Okay after a grand total of four weeks in residency, how have the hours racked up for me? Three nights out of four, I am home for dinner. I will have left the house long before anyone else is awake. One weekend out of four, I’m away altogether; two weekends out of four I’m home one day of the two, and one glorious weekend (the “golden weekend”) is free to savor. This is on a call schedule where I stay overnight every fourth night - that means I go into work at 6am one day, and come home after 12 noon the following day. The post-call day (when I come home in the early afternoon), I am pretty worthless because I’ve gotten little to no sleep on call, so I take a nap from 2-5, get up for a few hours, then go back to bed. And am definitely misfiring on the cylinders when I am allegedly “awake.” But I AM at the dinner table.
Medical school is definitely not that bad. Classroom stuff during the first two years can be up to 40 hours a week, but usually is considerably less, and the study time is yours to structure in a way that suits you and your family. You DO need to put in a LOT of time, but it is eminently do-able. Third year is fairly demanding but there are still lots of down periods… an awful rotation in surgery, with hours 430am to 800pm every day, plus call, will be offset by a cush rotation in psychiatry or primary care. Plus you still get some vacation time. Fourth year gives you lots of free time, I am quite nostalgic for it at this moment.
Anything worth doing is going to be hard, in my opinion. And keeping your family intact certainly ADDs to the challenge. But it is not insurmountable. I had teenagers while in medical school, and I’ll see your 6 year old and raise you a 17 year old any day.

Thanks all. I was hitting a bit of a low moment, working overnight, studying in the afternoons and evenings and not seeing the spouse/kiddos as much as I wanted to. It’s been interesting to say the least.
I kind of figured that the schedule would be one you could work around. Just a matter of prioritizing what’s important.

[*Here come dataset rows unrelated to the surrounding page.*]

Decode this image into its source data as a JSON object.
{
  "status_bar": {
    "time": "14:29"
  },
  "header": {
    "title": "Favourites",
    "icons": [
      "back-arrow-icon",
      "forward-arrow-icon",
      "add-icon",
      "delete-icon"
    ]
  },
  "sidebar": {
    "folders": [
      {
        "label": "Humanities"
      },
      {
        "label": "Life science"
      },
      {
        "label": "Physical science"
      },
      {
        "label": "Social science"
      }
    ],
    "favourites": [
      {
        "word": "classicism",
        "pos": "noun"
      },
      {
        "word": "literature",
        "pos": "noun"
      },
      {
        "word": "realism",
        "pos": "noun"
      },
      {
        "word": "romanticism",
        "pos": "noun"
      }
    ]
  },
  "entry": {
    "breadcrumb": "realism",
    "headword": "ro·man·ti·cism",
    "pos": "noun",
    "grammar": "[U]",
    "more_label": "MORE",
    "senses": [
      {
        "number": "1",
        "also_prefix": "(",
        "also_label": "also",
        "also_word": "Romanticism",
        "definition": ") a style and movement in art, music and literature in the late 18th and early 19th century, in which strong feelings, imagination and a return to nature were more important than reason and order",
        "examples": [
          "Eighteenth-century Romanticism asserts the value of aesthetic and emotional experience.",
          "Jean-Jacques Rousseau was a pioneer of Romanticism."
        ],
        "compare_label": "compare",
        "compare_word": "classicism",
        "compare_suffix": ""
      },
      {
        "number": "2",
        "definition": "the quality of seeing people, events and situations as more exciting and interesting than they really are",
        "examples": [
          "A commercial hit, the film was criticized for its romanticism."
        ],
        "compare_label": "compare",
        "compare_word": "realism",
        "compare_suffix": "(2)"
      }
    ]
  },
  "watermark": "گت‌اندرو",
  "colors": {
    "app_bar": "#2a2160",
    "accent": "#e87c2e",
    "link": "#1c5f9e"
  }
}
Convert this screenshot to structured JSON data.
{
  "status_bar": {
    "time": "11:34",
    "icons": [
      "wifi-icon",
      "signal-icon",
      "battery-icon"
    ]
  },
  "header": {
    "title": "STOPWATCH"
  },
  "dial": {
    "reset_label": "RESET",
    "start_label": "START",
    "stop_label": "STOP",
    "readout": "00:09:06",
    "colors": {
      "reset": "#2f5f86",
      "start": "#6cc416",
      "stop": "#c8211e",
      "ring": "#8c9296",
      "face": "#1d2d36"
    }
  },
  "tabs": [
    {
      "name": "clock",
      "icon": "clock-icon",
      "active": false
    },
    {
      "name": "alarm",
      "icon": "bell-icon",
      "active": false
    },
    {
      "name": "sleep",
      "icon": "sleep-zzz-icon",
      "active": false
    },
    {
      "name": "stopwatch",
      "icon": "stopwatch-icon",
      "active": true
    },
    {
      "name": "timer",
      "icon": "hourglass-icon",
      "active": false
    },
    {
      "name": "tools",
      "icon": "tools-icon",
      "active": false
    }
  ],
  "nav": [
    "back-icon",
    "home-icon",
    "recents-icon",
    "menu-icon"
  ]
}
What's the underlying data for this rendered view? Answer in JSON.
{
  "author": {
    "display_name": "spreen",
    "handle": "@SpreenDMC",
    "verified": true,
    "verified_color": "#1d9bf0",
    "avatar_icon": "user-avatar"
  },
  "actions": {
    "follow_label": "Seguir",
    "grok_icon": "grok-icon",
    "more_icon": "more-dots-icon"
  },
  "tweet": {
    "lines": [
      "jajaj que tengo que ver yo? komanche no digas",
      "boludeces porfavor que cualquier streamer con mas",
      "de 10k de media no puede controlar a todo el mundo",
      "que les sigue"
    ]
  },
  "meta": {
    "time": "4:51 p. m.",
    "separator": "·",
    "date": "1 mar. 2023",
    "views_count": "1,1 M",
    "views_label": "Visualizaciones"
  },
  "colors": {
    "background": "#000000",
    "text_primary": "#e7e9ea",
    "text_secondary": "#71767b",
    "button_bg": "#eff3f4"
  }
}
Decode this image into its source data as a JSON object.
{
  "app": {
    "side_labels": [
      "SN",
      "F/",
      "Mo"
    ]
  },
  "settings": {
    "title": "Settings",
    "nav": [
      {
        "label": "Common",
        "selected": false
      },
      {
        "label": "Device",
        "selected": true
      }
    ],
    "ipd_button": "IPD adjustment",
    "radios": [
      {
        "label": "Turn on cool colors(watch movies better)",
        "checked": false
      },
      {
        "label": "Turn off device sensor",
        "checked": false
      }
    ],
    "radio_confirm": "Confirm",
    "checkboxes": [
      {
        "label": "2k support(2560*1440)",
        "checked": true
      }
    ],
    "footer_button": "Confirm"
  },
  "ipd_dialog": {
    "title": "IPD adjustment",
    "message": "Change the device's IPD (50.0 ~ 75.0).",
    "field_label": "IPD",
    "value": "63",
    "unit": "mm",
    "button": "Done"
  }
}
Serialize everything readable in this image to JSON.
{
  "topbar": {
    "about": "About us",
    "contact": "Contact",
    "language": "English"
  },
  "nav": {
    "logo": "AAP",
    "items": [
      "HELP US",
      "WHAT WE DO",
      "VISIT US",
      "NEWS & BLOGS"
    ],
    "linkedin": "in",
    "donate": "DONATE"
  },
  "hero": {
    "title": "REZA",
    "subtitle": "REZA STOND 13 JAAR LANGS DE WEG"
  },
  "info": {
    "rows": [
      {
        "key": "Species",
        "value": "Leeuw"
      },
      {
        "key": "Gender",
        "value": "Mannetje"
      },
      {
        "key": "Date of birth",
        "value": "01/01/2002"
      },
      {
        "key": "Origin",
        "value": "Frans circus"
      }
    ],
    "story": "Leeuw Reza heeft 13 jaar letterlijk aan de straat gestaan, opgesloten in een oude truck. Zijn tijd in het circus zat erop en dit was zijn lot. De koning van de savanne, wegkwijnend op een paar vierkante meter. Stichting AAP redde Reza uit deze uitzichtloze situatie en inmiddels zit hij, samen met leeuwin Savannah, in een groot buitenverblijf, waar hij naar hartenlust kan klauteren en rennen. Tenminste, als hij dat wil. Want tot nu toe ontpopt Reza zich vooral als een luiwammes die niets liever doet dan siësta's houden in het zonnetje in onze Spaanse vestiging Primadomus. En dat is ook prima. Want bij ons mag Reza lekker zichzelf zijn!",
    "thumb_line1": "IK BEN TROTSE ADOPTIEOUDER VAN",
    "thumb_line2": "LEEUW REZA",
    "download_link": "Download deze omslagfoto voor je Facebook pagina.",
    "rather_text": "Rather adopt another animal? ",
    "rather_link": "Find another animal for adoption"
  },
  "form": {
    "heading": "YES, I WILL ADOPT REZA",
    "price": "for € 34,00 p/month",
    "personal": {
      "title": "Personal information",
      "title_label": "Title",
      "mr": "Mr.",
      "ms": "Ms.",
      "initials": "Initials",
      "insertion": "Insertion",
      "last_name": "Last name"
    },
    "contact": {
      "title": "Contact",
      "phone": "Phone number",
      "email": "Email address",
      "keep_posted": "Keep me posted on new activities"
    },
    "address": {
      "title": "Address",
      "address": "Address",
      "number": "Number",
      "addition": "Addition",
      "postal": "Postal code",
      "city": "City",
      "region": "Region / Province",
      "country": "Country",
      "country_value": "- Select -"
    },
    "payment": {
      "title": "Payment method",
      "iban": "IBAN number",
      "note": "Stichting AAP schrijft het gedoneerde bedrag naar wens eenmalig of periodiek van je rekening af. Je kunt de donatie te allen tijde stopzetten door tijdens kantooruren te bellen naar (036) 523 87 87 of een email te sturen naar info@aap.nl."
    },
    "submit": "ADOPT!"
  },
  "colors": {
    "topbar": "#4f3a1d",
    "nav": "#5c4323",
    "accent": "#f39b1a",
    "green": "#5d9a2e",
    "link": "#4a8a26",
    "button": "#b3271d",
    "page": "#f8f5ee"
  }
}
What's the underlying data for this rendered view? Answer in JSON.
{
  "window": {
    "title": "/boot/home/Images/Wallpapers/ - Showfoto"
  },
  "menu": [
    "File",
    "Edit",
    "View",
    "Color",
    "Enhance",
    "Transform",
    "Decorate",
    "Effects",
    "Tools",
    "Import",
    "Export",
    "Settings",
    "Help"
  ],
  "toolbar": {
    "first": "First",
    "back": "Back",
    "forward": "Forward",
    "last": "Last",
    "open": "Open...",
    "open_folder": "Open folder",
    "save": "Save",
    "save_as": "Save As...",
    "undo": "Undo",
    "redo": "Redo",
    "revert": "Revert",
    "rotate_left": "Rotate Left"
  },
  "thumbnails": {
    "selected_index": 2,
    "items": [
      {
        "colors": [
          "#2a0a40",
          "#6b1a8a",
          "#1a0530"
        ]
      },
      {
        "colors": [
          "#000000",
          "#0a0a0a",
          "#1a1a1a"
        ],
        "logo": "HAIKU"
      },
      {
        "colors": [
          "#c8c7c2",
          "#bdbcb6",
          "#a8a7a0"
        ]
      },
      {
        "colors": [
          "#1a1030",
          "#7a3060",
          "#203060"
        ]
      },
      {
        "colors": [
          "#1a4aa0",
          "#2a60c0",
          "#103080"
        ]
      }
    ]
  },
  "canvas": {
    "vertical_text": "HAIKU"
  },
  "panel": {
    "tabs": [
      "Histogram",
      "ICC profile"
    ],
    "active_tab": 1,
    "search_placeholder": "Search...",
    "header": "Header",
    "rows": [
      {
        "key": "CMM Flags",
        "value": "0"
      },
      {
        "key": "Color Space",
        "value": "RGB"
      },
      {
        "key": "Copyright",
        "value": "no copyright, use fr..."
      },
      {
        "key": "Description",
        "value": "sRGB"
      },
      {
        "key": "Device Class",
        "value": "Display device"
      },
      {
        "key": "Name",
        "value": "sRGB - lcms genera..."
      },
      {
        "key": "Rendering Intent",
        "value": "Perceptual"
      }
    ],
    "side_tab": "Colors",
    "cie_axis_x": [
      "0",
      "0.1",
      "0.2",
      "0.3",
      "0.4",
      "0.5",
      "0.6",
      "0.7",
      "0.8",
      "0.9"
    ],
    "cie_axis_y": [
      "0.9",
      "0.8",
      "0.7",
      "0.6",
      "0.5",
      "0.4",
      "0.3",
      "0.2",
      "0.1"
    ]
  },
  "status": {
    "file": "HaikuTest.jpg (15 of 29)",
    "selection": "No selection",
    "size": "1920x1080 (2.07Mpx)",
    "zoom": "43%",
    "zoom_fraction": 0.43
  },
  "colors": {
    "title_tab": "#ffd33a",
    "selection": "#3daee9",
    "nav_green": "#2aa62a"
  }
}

Just for comparison, Corporate America jobs are no longer 9 to 5 though not nearly as bad as residency. I find myself doing e-mails and phone calls by 7 am and with both national and international sites (the jobs we outsourced to India) I am often on conference calls well into the night. Computer upgrades and system changes take place at night so 3am status calls are the norm. My significant other spent literary all of last weekend trying to solve issues with a system change. Pagers, cell phones are expected to be on at all times, nights, weekend, vacations, (i was once on a conference call while visiting an aquarium with a whale show going on in the background!). So while residency is the worst, a “good” corporate job quickly degrading. The hours that you will spend in medicine should be compared to what working hours are becoming. One of the reasons I finally made the jump into pre-med was because if I was going to work this hard, I’d rather do something I like.


One of the reasons I finally made the jump into pre-med was because if I was going to work this hard, I’d rather do something I like.

Amen to that, Rich!

I’m going off on a tangent here (or maybe a cosine).

Corporate America work is also an odd form of sysiphian torture. Long hours and, in many ways, irrational and mind-numbing repetitiveness that bring frustrating stress and no sense of purpose or accomplishment. With another merger in my bank, replete with complete changes of systems, methods, etc, the work of the last 3 to 4 years that I have done are washed away. Yet the same problems, issues, disorganiztion remain. The possibilities for intellectual challenges, personal growth, and fulfillment of existence are not to be found. This is a major factor for my in moving back towards medicine